To start with, we did the usual thing of setting up a fundraising page online and requesting donations via Facebook and email. Money started to trickle in, but since it was all online and the races were still several weeks away, Vegemite didn’t feel very involved.
Then I spoke to her teacher about fundraising at school and she was happy to get involved. Vegemite made a collection box and decorated it with pictures of hummingbirds. And she wrote and gave a short presentation to her class about fundraising for Hummingbird House. Her teacher included a request for donations in the class newsletter and the weekly school newsletter.
And the donations came flooding in, much to Vegemite’s delight. We ran our races – the first where it was a team effort over an obstacle course and the second where we ran different races, making it Vegemite’s first road race on her own.
Today was Vegemite’s school athletics carnival, so I ended up chatting with a lot of other parents.
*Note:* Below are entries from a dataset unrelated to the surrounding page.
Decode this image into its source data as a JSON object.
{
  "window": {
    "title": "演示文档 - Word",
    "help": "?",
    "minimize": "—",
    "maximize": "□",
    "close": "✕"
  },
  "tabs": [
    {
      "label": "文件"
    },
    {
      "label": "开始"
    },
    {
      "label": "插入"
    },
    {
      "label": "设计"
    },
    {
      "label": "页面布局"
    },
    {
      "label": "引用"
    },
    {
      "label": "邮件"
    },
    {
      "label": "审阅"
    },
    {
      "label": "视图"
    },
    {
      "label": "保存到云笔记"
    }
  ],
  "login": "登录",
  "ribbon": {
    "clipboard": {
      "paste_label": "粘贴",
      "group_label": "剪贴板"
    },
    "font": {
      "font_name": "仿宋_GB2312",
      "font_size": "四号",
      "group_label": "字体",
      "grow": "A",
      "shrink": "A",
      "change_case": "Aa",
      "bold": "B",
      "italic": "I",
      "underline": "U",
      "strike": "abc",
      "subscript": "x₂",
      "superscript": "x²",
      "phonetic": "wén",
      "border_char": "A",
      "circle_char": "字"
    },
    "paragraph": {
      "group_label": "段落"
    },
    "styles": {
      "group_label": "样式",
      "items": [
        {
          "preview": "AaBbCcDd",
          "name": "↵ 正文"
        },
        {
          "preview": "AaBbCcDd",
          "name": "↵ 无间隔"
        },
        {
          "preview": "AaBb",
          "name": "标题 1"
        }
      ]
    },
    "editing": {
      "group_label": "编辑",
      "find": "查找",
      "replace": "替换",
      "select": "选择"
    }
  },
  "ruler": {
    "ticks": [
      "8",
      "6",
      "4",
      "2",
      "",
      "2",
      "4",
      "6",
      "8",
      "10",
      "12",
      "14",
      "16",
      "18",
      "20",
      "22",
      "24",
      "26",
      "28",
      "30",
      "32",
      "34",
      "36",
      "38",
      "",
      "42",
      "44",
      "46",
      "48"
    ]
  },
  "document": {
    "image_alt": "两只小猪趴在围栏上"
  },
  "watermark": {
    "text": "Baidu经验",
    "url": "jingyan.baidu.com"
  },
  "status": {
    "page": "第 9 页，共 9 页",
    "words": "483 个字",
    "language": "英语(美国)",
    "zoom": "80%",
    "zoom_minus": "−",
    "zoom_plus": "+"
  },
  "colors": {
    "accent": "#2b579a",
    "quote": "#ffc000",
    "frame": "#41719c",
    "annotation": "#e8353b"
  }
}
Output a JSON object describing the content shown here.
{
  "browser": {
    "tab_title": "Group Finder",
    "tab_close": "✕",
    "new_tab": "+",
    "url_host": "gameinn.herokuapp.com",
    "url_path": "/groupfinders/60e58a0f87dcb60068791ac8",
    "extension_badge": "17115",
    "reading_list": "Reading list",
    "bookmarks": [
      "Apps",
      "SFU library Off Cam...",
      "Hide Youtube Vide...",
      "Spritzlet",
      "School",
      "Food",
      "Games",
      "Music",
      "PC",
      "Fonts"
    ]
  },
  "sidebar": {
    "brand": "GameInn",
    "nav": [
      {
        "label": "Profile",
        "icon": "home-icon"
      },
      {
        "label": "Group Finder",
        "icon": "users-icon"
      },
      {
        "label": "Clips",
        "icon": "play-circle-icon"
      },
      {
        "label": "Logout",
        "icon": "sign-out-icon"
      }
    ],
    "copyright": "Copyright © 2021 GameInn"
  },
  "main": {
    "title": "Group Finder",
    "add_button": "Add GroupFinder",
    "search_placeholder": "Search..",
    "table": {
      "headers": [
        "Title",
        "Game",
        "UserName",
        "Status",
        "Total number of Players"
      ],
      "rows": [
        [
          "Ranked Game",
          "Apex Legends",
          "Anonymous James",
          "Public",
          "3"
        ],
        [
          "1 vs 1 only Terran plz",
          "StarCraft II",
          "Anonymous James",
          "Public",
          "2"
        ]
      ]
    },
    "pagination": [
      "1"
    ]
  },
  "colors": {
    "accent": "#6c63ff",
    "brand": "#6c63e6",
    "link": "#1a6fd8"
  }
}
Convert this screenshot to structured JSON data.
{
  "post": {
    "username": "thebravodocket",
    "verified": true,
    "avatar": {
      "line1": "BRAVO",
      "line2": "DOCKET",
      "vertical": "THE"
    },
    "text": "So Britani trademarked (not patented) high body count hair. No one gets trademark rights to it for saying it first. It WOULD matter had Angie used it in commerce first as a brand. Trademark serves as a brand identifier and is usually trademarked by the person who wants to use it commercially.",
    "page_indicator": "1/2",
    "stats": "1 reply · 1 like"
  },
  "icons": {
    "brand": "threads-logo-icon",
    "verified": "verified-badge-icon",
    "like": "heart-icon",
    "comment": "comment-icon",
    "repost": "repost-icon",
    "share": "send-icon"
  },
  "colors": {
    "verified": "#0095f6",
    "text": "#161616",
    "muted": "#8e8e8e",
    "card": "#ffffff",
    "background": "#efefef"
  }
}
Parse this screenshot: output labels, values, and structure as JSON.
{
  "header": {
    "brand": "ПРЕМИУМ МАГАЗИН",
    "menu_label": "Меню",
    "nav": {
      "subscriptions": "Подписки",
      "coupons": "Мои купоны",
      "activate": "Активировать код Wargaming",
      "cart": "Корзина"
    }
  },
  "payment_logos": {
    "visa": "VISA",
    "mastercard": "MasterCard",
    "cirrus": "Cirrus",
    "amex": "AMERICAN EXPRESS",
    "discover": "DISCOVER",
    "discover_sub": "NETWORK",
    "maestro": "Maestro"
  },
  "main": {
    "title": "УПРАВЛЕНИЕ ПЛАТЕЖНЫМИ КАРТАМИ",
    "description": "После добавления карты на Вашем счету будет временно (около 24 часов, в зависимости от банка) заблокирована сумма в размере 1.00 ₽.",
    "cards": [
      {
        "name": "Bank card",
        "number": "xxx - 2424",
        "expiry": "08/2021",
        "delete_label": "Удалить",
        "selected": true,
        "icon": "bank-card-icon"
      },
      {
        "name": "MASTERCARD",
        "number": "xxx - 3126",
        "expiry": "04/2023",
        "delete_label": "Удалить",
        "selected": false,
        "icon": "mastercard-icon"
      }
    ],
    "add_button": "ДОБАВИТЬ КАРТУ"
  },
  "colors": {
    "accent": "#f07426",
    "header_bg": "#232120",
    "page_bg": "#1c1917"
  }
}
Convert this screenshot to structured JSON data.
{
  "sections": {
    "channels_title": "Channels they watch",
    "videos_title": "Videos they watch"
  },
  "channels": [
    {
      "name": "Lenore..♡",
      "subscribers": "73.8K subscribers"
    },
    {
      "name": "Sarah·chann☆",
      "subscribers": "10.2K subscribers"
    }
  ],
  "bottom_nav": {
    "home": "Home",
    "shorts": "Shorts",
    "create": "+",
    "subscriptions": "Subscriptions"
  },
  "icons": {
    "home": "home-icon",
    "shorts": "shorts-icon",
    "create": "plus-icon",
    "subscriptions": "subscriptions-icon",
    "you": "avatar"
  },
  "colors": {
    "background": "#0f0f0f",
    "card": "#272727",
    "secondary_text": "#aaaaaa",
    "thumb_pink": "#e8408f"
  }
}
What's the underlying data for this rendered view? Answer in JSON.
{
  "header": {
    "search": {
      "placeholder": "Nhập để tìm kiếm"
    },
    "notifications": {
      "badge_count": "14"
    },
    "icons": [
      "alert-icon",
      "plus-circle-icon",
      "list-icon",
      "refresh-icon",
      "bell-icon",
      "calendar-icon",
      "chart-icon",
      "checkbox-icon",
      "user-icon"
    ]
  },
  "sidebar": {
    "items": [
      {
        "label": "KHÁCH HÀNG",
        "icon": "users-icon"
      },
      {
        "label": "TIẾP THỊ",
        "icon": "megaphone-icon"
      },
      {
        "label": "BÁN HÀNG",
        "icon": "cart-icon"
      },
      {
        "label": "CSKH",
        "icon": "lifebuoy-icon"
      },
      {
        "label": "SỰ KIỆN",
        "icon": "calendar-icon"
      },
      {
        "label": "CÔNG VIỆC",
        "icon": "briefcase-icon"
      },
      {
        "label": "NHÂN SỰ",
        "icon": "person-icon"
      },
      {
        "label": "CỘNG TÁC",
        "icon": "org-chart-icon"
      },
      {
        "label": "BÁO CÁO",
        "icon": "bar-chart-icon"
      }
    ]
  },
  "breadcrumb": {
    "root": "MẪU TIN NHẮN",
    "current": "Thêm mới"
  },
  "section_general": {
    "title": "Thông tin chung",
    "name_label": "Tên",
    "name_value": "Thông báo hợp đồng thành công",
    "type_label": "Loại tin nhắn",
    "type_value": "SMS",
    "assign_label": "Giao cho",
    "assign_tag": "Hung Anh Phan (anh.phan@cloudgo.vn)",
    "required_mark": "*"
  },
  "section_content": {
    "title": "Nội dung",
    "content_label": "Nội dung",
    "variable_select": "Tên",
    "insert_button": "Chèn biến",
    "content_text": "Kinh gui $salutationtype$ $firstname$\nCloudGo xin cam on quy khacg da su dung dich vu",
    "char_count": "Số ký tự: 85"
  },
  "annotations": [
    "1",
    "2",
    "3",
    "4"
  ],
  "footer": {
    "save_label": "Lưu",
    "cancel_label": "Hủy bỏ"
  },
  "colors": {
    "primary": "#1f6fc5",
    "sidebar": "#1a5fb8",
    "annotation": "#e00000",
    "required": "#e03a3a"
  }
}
They all knew about Hummingbird House because everyone in Vegemite’s class was talking about it. And better still, parents were telling me how their children understood the importance of the hospice – and the importance of supporting Vegemite. Several actually donated their pocket money – their own personal money rather than just asking for their parents to give them money to donate. One girl scoured her house and car for spare change every morning. Everyone got behind Vegemite for the cause.
Her teacher also told me how happy she was with the class. They donated money knowing that they weren’t going to get anything back – just the knowledge that they had done a good deed.
I’m hugely proud of Vegemite. Not only did she rock her races (she had a great time at both) but she raised a lot of money for an important cause. I’m also so happy that her class – and the whole school – supported her fundraising. I hope that if/when we have difficult days in the future, Vegemite knows that she did something great for her sister and other children like her. I also hope she remembers that her friends, classmates and teachers are there for her – something that I think is a big deal for a sibling of a child with special needs.
There is still time if you would like to support Vegemite’s efforts to raise money for Hummingbird House. You can donate online here: https://give.everydayhero.com/au/anya-and-sarah-run-for-hummingbird-house .